Prime Minister Manasseh Sogavare raised concern about human trafficking in a national address. Sogavare was concerned with trafficking in the fishing sector and announced that his government, along with international organizations, would be working on creating policies that aimed to erase sexual exploitation and modern slavery on fishing vessels operating in the Solomon Islands’ waters. According to an international organization, this address was the first time many Solomon Island citizens heard the term “human trafficking.” In the address, Sogavare also announced the completion of the National Security Strategy and National Border Strategy, which focused on migration, transnational crime, labor, trade, employment and investment, and their relationship to trafficking.
The Department of Immigration (DOI), together with the Solomon Islands Forestry Association, conducts campaigns to raise awareness about human trafficking near logging and mining sites. The campaigns focus on the consequences for those involved in human trafficking and the country’s trafficking laws.
Progress in Protection
Over the course of the pandemic, law enforcement individuals are still receiving training on victim identification and support. In 2018, authorities identified 39 potential trafficking victims and five in 2019 compared with four identified victims in 2020. One of the four victims was a foreigner living in the Solomon Islands and the other three were Solomon Islands citizens that were out of the country. Although internal sex trafficking is reportedly common, authorities did not identify any cases of sex trafficking.

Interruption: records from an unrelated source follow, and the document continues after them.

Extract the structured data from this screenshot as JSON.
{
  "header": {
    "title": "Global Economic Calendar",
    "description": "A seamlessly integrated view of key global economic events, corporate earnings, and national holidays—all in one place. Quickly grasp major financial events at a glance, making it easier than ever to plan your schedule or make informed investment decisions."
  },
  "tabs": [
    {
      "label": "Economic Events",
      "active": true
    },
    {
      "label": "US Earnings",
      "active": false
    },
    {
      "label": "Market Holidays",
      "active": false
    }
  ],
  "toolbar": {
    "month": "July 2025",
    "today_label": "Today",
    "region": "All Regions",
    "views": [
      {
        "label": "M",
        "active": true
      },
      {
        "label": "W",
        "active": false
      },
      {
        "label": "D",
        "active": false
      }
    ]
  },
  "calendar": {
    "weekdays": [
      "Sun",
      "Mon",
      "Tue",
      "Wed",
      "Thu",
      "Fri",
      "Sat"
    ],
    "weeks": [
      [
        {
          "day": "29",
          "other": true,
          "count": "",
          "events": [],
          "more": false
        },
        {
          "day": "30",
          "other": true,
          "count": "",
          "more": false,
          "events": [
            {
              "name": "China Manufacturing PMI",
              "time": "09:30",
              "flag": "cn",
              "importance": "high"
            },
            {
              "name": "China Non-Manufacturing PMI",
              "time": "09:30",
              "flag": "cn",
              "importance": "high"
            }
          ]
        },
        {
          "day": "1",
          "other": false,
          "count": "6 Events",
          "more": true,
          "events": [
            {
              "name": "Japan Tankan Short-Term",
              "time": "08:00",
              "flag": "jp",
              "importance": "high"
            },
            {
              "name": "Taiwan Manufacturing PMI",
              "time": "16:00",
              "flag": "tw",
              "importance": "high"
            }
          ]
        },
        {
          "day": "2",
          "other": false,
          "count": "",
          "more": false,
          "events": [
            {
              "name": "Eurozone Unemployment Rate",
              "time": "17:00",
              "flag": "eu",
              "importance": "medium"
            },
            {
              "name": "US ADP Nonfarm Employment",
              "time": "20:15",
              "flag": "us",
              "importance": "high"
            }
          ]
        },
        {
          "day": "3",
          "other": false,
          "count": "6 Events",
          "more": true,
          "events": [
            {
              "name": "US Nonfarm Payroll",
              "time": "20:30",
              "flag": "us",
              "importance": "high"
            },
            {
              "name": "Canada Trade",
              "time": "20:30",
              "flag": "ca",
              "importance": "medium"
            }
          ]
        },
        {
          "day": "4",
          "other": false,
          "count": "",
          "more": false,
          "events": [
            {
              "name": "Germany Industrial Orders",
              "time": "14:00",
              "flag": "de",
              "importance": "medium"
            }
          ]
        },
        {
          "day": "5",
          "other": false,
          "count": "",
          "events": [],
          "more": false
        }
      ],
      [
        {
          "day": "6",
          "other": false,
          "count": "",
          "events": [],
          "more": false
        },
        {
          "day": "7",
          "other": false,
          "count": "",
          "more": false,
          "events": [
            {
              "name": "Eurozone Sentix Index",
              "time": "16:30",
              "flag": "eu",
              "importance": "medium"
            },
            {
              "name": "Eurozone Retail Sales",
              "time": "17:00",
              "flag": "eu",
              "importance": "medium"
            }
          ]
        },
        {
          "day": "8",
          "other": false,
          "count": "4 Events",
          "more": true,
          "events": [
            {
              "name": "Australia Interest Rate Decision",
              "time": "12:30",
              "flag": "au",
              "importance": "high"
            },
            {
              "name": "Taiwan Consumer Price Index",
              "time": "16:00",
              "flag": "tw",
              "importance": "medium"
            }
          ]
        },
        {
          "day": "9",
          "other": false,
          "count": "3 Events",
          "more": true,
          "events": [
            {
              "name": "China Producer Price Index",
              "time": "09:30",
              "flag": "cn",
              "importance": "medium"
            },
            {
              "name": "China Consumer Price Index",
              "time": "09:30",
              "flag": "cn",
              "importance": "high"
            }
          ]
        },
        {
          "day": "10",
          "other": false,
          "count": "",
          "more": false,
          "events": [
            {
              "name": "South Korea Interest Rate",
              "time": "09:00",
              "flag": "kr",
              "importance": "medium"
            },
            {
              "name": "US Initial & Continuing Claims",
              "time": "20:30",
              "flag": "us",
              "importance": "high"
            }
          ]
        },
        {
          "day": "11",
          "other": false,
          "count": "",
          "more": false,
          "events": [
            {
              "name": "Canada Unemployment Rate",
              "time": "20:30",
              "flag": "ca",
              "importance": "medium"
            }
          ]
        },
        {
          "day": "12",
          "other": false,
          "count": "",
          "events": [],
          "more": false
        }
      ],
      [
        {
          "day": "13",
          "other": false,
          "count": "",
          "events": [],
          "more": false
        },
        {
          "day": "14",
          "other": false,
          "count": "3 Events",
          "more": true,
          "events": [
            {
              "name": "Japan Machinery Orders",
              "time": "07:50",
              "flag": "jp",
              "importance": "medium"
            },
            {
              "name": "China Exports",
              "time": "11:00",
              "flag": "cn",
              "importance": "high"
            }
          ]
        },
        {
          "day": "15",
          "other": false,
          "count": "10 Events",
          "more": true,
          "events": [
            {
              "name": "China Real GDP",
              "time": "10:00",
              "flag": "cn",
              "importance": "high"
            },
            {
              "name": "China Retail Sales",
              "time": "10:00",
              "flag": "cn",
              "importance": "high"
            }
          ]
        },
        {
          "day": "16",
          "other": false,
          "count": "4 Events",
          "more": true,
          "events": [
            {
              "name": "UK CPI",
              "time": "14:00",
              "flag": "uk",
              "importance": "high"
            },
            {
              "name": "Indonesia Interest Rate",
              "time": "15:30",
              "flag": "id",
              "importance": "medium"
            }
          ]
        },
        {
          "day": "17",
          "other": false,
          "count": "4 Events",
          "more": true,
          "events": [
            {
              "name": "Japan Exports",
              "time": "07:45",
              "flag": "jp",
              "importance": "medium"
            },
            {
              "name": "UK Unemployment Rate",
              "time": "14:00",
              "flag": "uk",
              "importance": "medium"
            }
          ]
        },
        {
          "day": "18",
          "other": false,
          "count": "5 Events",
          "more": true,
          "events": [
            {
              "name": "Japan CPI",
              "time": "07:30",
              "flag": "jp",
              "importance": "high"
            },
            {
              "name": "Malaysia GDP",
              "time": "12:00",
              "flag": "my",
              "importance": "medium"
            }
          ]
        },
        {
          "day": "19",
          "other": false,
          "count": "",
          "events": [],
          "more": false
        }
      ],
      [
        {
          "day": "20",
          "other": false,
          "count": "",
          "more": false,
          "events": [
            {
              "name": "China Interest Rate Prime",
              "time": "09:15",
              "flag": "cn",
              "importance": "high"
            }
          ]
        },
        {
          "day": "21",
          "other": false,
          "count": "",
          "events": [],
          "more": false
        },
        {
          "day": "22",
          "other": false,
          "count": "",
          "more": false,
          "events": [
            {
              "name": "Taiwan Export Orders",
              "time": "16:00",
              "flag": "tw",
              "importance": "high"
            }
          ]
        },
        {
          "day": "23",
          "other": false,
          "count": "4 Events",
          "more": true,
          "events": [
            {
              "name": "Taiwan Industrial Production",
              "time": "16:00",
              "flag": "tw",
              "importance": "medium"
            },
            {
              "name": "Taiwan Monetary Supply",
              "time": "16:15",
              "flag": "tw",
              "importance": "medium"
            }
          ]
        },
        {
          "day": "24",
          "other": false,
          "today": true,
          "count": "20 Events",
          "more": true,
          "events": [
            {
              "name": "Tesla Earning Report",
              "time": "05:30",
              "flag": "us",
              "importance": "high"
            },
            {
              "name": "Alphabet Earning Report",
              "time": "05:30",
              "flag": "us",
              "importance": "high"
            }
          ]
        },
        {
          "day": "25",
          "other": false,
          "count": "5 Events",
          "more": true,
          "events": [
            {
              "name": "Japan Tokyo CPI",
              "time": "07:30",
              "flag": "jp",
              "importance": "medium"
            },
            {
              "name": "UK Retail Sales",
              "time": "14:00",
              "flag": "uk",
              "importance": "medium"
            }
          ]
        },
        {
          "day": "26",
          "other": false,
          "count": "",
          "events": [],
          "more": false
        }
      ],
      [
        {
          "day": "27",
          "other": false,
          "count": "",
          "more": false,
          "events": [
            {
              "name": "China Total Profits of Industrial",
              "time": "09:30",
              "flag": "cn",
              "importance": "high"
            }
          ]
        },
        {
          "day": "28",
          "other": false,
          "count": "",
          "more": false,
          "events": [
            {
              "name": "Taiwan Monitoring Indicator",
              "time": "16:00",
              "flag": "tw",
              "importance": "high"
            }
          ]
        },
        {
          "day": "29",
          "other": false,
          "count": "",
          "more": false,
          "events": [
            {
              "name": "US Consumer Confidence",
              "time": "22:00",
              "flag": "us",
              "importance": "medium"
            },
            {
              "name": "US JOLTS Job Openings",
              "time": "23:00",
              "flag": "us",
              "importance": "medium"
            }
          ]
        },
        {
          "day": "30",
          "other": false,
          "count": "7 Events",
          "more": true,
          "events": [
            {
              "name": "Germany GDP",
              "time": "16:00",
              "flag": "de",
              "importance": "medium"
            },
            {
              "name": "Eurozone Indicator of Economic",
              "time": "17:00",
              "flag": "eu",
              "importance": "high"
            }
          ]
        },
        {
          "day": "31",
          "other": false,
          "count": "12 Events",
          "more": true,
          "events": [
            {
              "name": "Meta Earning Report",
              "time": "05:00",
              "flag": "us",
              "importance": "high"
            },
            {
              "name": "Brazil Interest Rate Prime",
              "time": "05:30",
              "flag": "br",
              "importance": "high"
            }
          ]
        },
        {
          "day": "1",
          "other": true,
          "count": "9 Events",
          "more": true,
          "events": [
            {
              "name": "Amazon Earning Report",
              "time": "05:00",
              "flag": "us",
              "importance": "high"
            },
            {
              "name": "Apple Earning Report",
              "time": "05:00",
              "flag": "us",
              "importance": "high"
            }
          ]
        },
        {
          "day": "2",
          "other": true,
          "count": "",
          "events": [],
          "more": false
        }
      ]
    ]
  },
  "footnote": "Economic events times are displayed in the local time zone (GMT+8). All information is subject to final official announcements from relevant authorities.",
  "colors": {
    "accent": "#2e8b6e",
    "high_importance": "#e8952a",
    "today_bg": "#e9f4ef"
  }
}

In 2019, the Solomon Islands government gave $50,000 of its yearly budget to human trafficking victim care and shelter services. Despite problems and restraints caused by the pandemic, the government was still able to give $49,130 towards victim care, protection, investigation efforts and public education about human trafficking in the Solomon Islands in 2020.
The Royal Solomon Islands Police chose the capital, Honiara, as the site for a domestic violence shelter that provides aid to women and children that were sex trafficking victims. However, the government failed to provide support for adult male victims or victims of labor trafficking. Due to the location of the shelter, the protection services are difficult to access because most trafficking victims come from the provinces. The deficiencies in protection services for victims of human trafficking in the Solomon Islands likely led to fewer victims coming forward, and therefore, fewer prosecutions.
In recent years, the Solomon Islands government has worked to bring an end to human trafficking within its borders. Although work still needs to occur, policies and programs are in place to bring the country closer to eliminating human trafficking.
– Trystin Baker